After its initial success, the festival began gaining traction as the place for exciting showcases. It has taken place every year and increasingly attracted hundreds of visitors to Avignon during the month of July when it takes place. The whole town succumbs to festival fever. Vilar directed the festival until his death in 1971. The festival is designed to be a meeting of minds between mainstream works and alternative, niche art. As the festival takes place in Avignon, in the south of France, much of the work is performed outside, so it’s also declared a state of mind as much as a festival. It’s an open-air forum where people watch together, share experiences and talk about the work together afterwards.
Each year, about 50 pieces of work are showcased in the mainstream part of the festival. The committee is taken very seriously and is made up of national and governmental figures and well-known theatre directors and artists. The main performances are still held in the grand and imposing courtyard of the Palais des Papes – laid out in the 14th century, it is the largest medieval gothic palace in the world. Overall, there are about 20 locations that are used in addition to the Popes’ Palace and nearly 150,000 tickets are sold.
This is the fringe part, so to speak, where more niche or lesser-known performers appear. It is organised by a separate strand of the festival, a non-profit organisation, which organises the performances in musical theatres, schools, community spaces and on the street. The OFF part started as a spontaneous alternative to the main festival but is now culturally recognised in the landscape and an accepted, important part of the festival. In 2016, over 1,000 independent companies performed over 1,416 shows.
The title for the 2018 Avignon Festival is ‘La culture, une antidote au terrorisme ambiant’ (culture as an antidote to terrorism). It will focus on the themes of identity and sexuality in France and in the world as a whole. It investigates how society separates people from each other and heavily features the Arabic community, as it did the year before in 2017. Several high profile Arabic artists will be featured, including Amir Reza Koohestani in Retour, a piece about how parents speak about Iranian society to their children and Mama by Egyptian Ahmed El Attar, which poses the question of how mothers give birth to machismo in their children.
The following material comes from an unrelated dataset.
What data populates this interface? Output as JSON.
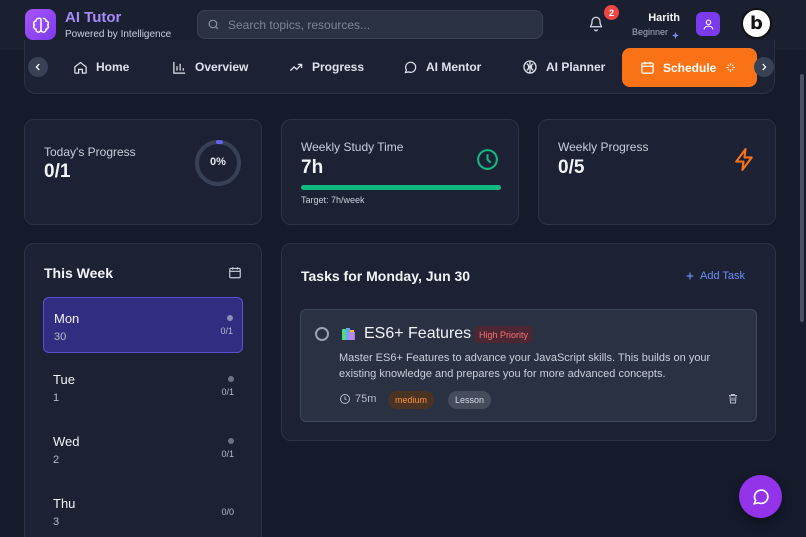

The Avignon Festival takes place in 2018 between July 6th and July 24th.